ASSIGNED TASK:
When you reach the records below, output every one exactly as written but leave out any pictures.
━━━━━ MATERIAL FOR THIS TASK ━━━━━
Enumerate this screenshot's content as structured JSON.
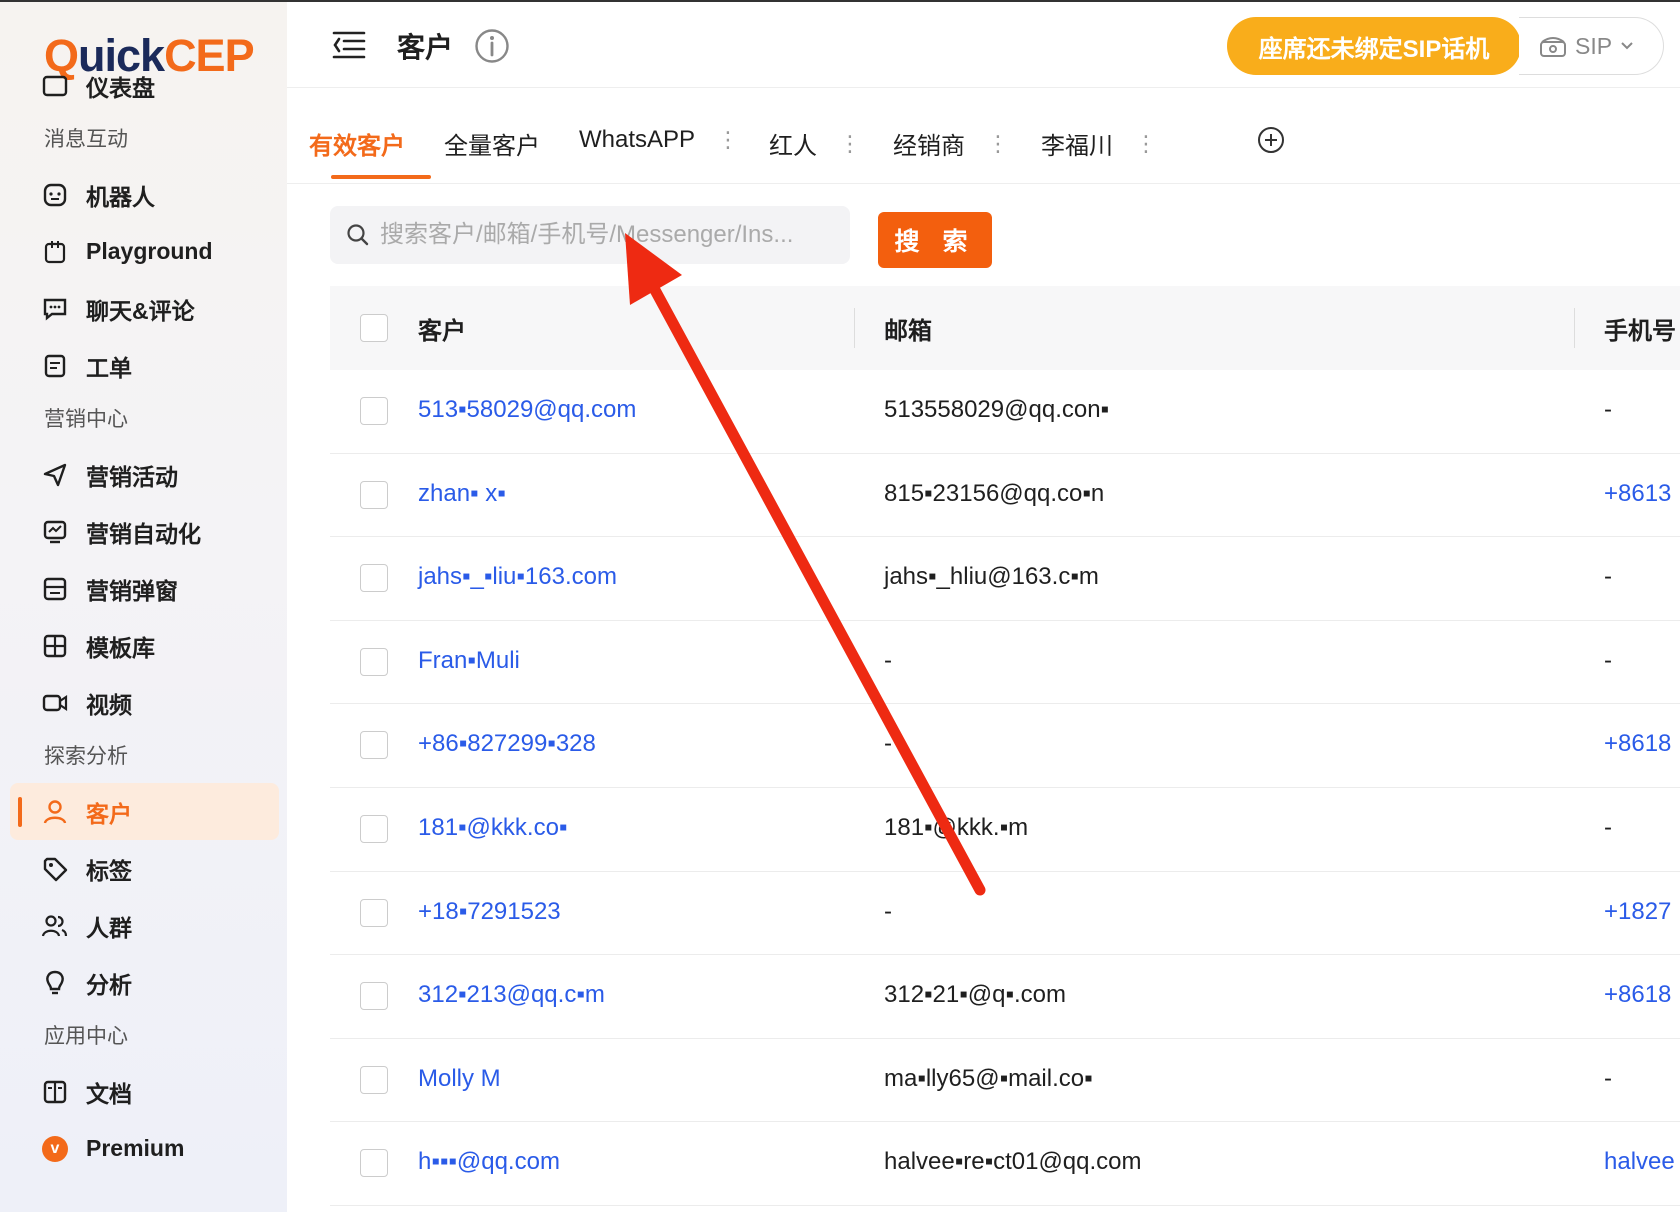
{
  "app": {
    "logo_q": "Q",
    "logo_u": "uick",
    "logo_cep": "CEP"
  },
  "sidebar": {
    "items": [
      {
        "type": "item",
        "label": "仪表盘",
        "icon": "dashboard-icon",
        "name": "sidebar-item-dashboard"
      },
      {
        "type": "section",
        "label": "消息互动",
        "name": "section-message"
      },
      {
        "type": "item",
        "label": "机器人",
        "icon": "robot-icon",
        "name": "sidebar-item-robot"
      },
      {
        "type": "item",
        "label": "Playground",
        "icon": "flask-icon",
        "name": "sidebar-item-playground"
      },
      {
        "type": "item",
        "label": "聊天&评论",
        "icon": "chat-icon",
        "name": "sidebar-item-chat"
      },
      {
        "type": "item",
        "label": "工单",
        "icon": "ticket-icon",
        "name": "sidebar-item-ticket"
      },
      {
        "type": "section",
        "label": "营销中心",
        "name": "section-marketing"
      },
      {
        "type": "item",
        "label": "营销活动",
        "icon": "send-icon",
        "name": "sidebar-item-campaign"
      },
      {
        "type": "item",
        "label": "营销自动化",
        "icon": "automation-icon",
        "name": "sidebar-item-automation"
      },
      {
        "type": "item",
        "label": "营销弹窗",
        "icon": "popup-icon",
        "name": "sidebar-item-popup"
      },
      {
        "type": "item",
        "label": "模板库",
        "icon": "template-icon",
        "name": "sidebar-item-templates"
      },
      {
        "type": "item",
        "label": "视频",
        "icon": "video-icon",
        "name": "sidebar-item-video"
      },
      {
        "type": "section",
        "label": "探索分析",
        "name": "section-analysis"
      },
      {
        "type": "item",
        "label": "客户",
        "icon": "user-icon",
        "name": "sidebar-item-customers",
        "active": true
      },
      {
        "type": "item",
        "label": "标签",
        "icon": "tag-icon",
        "name": "sidebar-item-tags"
      },
      {
        "type": "item",
        "label": "人群",
        "icon": "group-icon",
        "name": "sidebar-item-segments"
      },
      {
        "type": "item",
        "label": "分析",
        "icon": "bulb-icon",
        "name": "sidebar-item-analysis"
      },
      {
        "type": "section",
        "label": "应用中心",
        "name": "section-apps"
      },
      {
        "type": "item",
        "label": "文档",
        "icon": "docs-icon",
        "name": "sidebar-item-docs"
      },
      {
        "type": "item",
        "label": "Premium",
        "icon": "premium-icon",
        "name": "sidebar-item-premium"
      }
    ]
  },
  "header": {
    "title": "客户",
    "sip_button": "座席还未绑定SIP话机",
    "sip_select": "SIP"
  },
  "tabs": [
    {
      "label": "有效客户",
      "active": true,
      "menu": false
    },
    {
      "label": "全量客户",
      "active": false,
      "menu": false
    },
    {
      "label": "WhatsAPP",
      "active": false,
      "menu": true
    },
    {
      "label": "红人",
      "active": false,
      "menu": true
    },
    {
      "label": "经销商",
      "active": false,
      "menu": true
    },
    {
      "label": "李福川",
      "active": false,
      "menu": true
    }
  ],
  "search": {
    "placeholder": "搜索客户/邮箱/手机号/Messenger/Ins...",
    "button": "搜 索"
  },
  "table": {
    "headers": [
      "客户",
      "邮箱",
      "手机号"
    ],
    "rows": [
      {
        "customer": "513▪58029@qq.com",
        "email": "513558029@qq.con▪",
        "phone": "-"
      },
      {
        "customer": "zhan▪ x▪",
        "email": "815▪23156@qq.co▪n",
        "phone": "+8613"
      },
      {
        "customer": "jahs▪_▪liu▪163.com",
        "email": "jahs▪_hliu@163.c▪m",
        "phone": "-"
      },
      {
        "customer": "Fran▪Muli",
        "email": "-",
        "phone": "-"
      },
      {
        "customer": "+86▪827299▪328",
        "email": "-",
        "phone": "+8618"
      },
      {
        "customer": "181▪@kkk.co▪",
        "email": "181▪@kkk.▪m",
        "phone": "-"
      },
      {
        "customer": "+18▪7291523",
        "email": "-",
        "phone": "+1827"
      },
      {
        "customer": "312▪213@qq.c▪m",
        "email": "312▪21▪@q▪.com",
        "phone": "+8618"
      },
      {
        "customer": "Molly M",
        "email": "ma▪lly65@▪mail.co▪",
        "phone": "-"
      },
      {
        "customer": "h▪▪▪@qq.com",
        "email": "halvee▪re▪ct01@qq.com",
        "phone": "halvee"
      }
    ]
  },
  "colors": {
    "accent": "#f36a1a",
    "link": "#2a5be8",
    "sip": "#f9ad1b",
    "annotation_arrow": "#ee2a12"
  }
}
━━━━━
RESPONSE AREA:
Enumerate this screenshot's content as structured JSON.
{
  "app": {
    "logo_q": "Q",
    "logo_u": "uick",
    "logo_cep": "CEP"
  },
  "sidebar": {
    "items": [
      {
        "type": "item",
        "label": "仪表盘",
        "icon": "dashboard-icon",
        "name": "sidebar-item-dashboard"
      },
      {
        "type": "section",
        "label": "消息互动",
        "name": "section-message"
      },
      {
        "type": "item",
        "label": "机器人",
        "icon": "robot-icon",
        "name": "sidebar-item-robot"
      },
      {
        "type": "item",
        "label": "Playground",
        "icon": "flask-icon",
        "name": "sidebar-item-playground"
      },
      {
        "type": "item",
        "label": "聊天&评论",
        "icon": "chat-icon",
        "name": "sidebar-item-chat"
      },
      {
        "type": "item",
        "label": "工单",
        "icon": "ticket-icon",
        "name": "sidebar-item-ticket"
      },
      {
        "type": "section",
        "label": "营销中心",
        "name": "section-marketing"
      },
      {
        "type": "item",
        "label": "营销活动",
        "icon": "send-icon",
        "name": "sidebar-item-campaign"
      },
      {
        "type": "item",
        "label": "营销自动化",
        "icon": "automation-icon",
        "name": "sidebar-item-automation"
      },
      {
        "type": "item",
        "label": "营销弹窗",
        "icon": "popup-icon",
        "name": "sidebar-item-popup"
      },
      {
        "type": "item",
        "label": "模板库",
        "icon": "template-icon",
        "name": "sidebar-item-templates"
      },
      {
        "type": "item",
        "label": "视频",
        "icon": "video-icon",
        "name": "sidebar-item-video"
      },
      {
        "type": "section",
        "label": "探索分析",
        "name": "section-analysis"
      },
      {
        "type": "item",
        "label": "客户",
        "icon": "user-icon",
        "name": "sidebar-item-customers",
        "active": true
      },
      {
        "type": "item",
        "label": "标签",
        "icon": "tag-icon",
        "name": "sidebar-item-tags"
      },
      {
        "type": "item",
        "label": "人群",
        "icon": "group-icon",
        "name": "sidebar-item-segments"
      },
      {
        "type": "item",
        "label": "分析",
        "icon": "bulb-icon",
        "name": "sidebar-item-analysis"
      },
      {
        "type": "section",
        "label": "应用中心",
        "name": "section-apps"
      },
      {
        "type": "item",
        "label": "文档",
        "icon": "docs-icon",
        "name": "sidebar-item-docs"
      },
      {
        "type": "item",
        "label": "Premium",
        "icon": "premium-icon",
        "name": "sidebar-item-premium"
      }
    ]
  },
  "header": {
    "title": "客户",
    "sip_button": "座席还未绑定SIP话机",
    "sip_select": "SIP"
  },
  "tabs": [
    {
      "label": "有效客户",
      "active": true,
      "menu": false
    },
    {
      "label": "全量客户",
      "active": false,
      "menu": false
    },
    {
      "label": "WhatsAPP",
      "active": false,
      "menu": true
    },
    {
      "label": "红人",
      "active": false,
      "menu": true
    },
    {
      "label": "经销商",
      "active": false,
      "menu": true
    },
    {
      "label": "李福川",
      "active": false,
      "menu": true
    }
  ],
  "search": {
    "placeholder": "搜索客户/邮箱/手机号/Messenger/Ins...",
    "button": "搜 索"
  },
  "table": {
    "headers": [
      "客户",
      "邮箱",
      "手机号"
    ],
    "rows": [
      {
        "customer": "513▪58029@qq.com",
        "email": "513558029@qq.con▪",
        "phone": "-"
      },
      {
        "customer": "zhan▪ x▪",
        "email": "815▪23156@qq.co▪n",
        "phone": "+8613"
      },
      {
        "customer": "jahs▪_▪liu▪163.com",
        "email": "jahs▪_hliu@163.c▪m",
        "phone": "-"
      },
      {
        "customer": "Fran▪Muli",
        "email": "-",
        "phone": "-"
      },
      {
        "customer": "+86▪827299▪328",
        "email": "-",
        "phone": "+8618"
      },
      {
        "customer": "181▪@kkk.co▪",
        "email": "181▪@kkk.▪m",
        "phone": "-"
      },
      {
        "customer": "+18▪7291523",
        "email": "-",
        "phone": "+1827"
      },
      {
        "customer": "312▪213@qq.c▪m",
        "email": "312▪21▪@q▪.com",
        "phone": "+8618"
      },
      {
        "customer": "Molly M",
        "email": "ma▪lly65@▪mail.co▪",
        "phone": "-"
      },
      {
        "customer": "h▪▪▪@qq.com",
        "email": "halvee▪re▪ct01@qq.com",
        "phone": "halvee"
      }
    ]
  },
  "colors": {
    "accent": "#f36a1a",
    "link": "#2a5be8",
    "sip": "#f9ad1b",
    "annotation_arrow": "#ee2a12"
  }
}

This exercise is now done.